Implementation of Body Sensor Systems in Healthcare Practice

Permanent URI for this collection


Recent Submissions

Now showing 1 - 4 of 4
  • Item
    Identifying Opioid Withdrawal Using Wearable Biosensors
    ( 2021-01-05) Kulman, Ethan ; Venkatasubramanian, Krishna ; Chapman, Brittany ; Carreiro, Stephanie
    Wearable biosensors can be used to monitor opioid use, a problem of dire societal consequence given the current opioid epidemic in the US. Such surveillance can prompt interventions that promote behavioral change. Prior work has focused on the use of wearable biosensor data to detect opioid use. In this work, we present a method that uses machine learning to identify opioid withdrawal using data collected with a wearable biosensor. Our method involves developing a set of machine-learning classifiers, and then evaluating those classifiers using unseen test data. An analysis of the best performing model (based on the Random Forest algorithm) produced a receiver operating characteristic (ROC) area under the curve (AUC) of 0.9997 using completely unseen test data.
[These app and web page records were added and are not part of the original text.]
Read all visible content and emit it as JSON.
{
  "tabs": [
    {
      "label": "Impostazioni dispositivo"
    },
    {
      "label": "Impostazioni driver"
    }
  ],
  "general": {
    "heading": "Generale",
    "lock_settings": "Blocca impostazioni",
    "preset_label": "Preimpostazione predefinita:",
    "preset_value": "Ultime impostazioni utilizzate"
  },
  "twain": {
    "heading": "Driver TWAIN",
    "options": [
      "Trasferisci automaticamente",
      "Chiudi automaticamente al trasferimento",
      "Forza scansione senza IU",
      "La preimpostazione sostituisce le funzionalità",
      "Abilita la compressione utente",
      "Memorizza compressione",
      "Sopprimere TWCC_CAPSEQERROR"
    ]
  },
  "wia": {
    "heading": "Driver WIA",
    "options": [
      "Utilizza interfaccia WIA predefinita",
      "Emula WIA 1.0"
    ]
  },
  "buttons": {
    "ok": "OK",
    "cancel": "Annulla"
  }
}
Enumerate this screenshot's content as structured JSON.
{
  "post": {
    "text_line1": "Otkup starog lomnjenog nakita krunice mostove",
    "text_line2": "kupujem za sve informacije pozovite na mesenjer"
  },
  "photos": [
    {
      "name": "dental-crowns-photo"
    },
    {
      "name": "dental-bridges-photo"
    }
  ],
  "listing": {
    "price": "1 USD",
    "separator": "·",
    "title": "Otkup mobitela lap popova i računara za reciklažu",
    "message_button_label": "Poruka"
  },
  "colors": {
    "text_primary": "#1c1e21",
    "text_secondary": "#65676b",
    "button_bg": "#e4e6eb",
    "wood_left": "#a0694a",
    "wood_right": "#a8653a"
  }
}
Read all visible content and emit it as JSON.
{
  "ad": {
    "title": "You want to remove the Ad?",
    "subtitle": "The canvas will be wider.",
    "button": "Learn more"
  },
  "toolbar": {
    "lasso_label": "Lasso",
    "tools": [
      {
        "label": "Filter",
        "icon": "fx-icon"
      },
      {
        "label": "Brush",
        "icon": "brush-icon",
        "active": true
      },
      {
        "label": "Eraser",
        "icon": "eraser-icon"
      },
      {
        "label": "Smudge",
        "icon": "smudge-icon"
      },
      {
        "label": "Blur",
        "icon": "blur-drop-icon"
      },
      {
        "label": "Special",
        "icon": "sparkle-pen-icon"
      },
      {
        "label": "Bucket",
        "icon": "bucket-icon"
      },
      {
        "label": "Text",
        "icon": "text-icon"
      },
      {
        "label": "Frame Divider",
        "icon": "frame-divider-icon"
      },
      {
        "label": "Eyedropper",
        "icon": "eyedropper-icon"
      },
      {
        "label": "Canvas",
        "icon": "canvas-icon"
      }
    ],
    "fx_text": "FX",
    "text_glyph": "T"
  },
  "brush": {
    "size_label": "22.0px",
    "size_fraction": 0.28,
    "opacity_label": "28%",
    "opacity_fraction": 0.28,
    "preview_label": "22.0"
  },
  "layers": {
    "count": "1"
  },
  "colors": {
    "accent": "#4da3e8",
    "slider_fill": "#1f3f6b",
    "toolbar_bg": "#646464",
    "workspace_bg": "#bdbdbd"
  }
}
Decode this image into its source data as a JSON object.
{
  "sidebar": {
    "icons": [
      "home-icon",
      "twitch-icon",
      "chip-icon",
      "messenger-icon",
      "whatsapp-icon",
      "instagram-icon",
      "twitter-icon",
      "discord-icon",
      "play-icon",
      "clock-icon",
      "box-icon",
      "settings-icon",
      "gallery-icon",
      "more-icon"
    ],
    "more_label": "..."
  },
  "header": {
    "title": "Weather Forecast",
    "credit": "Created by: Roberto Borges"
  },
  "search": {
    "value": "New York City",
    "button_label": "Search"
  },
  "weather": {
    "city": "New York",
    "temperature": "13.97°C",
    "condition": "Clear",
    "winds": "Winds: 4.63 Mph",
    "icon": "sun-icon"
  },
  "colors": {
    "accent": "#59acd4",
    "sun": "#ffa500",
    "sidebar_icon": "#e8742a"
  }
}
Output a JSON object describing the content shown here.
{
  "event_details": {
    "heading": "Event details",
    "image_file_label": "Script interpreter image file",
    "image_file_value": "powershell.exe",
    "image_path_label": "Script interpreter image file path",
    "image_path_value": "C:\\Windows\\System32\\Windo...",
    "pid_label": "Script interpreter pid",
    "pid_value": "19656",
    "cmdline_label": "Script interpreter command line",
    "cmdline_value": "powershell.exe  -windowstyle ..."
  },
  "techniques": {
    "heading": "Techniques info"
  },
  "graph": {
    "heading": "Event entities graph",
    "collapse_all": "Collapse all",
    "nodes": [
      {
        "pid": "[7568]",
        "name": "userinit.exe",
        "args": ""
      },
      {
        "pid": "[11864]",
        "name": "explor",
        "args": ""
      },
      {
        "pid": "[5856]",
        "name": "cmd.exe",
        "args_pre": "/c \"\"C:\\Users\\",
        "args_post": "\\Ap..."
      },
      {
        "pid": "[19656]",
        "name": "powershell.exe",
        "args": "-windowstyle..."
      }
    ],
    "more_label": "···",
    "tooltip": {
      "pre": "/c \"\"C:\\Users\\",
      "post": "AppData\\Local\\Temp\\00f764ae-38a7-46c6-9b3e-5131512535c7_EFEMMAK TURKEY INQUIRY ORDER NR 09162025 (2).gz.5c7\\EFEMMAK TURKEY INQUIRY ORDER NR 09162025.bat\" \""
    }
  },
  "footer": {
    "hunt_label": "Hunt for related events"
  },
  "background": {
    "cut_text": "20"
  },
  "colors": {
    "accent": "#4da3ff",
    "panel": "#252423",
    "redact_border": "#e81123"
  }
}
Further, the model is able to detect withdrawal with just one minute of biosensor data. These results show the viability of using machine learning for opioid withdrawal detection. To our knowledge, the proposed method for identifying opioid withdrawal in OUD patients is the first of its kind.
  • Item
    Diagnosis of Poisoning Using Probabilistic Logic Networks
    ( 2021-01-05) Chary, Michael ; Boyer, Edward ; Burns, Michele
    Medical toxicology is the clinical specialty that treats the toxic effects of substances, be it an overdose, a medication error, or a scorpion sting. The volume of toxicological knowledge has, as with other medical specialties, outstripped the ability of the individual clinician to master and stay current with it. The application of machine learning techniques to medical toxicology is challenging because initial treatment decisions are often based on a few pieces of textual data and rely heavily on prior knowledge. Moreover, ML techniques often do not represent knowledge in a way that is transparent for the physician, raising barriers to usability. Rule-based systems and decision tree learning are more transparent approaches, but often generalize poorly and require expert curation to implement and maintain. Here, we construct a probabilistic logic network to represent a portion of the knowledge base of a medical toxicologist. Our approach transparently mimics the knowledge representation and clinical decision-making of practicing clinicians. The software, dubbed \emph{Tak}, performs comparably to humans on straightforward cases and intermediate difficulty cases, but is outperformed by humans on challenging clinical cases. \emph{Tak} outperforms a decision tree classifier at all levels of difficulty. Probabilistic logic provides one form of explainable artificial intelligence that may be more acceptable for use in healthcare, if it can achieve acceptable levels of performance.
  • Item
    Deployment of a wearable biosensor system in the emergency department: a technical feasibility study
    ( 2021-01-05) Miller, Kristen ; Hasdianda, Mohammad Adrian ; Jambaulikar, Guruprasad ; Baugh, Christopher ; Divatia, Shreya ; Boyer, Edward ; Chai, Peter
    Wearable devices to detect changes in health status are increasingly adopted by consumers, yet hospitals remain slow to assimilate these devices into clinical practice. Despite the clear benefits of capturing clinical information in acutely ill patients, such technology remains difficult to implement in emergency medicine. To improve adoption, barriers must first be removed. In our technical feasibility and acceptability trial, we studied the deployment of a wearable wireless biosensor that collects physiological data. We enrolled 44 adult patients receiving care in an emergency department observation unit. After we consented patients for participation, we applied biosensors to their chest and collected basic demographic and clinical information. We then collected biosensor data on an isolated system and measured patient experience via an exit survey. Throughout this process we documented and studied technical challenges. Overall, the technology was feasible to deploy in the emergency department observation unit and was acceptable to participants. Such technologies have tremendous future operational and clinical implications in settings ranging from emergency to home-care.
  • Item
    Introduction to the Minitrack on Implementation of Body Sensor Systems in Healthcare Practice
    ( 2021-01-05) Carreiro, Stephanie ; Lai, Jeffrey ; Chai, Peter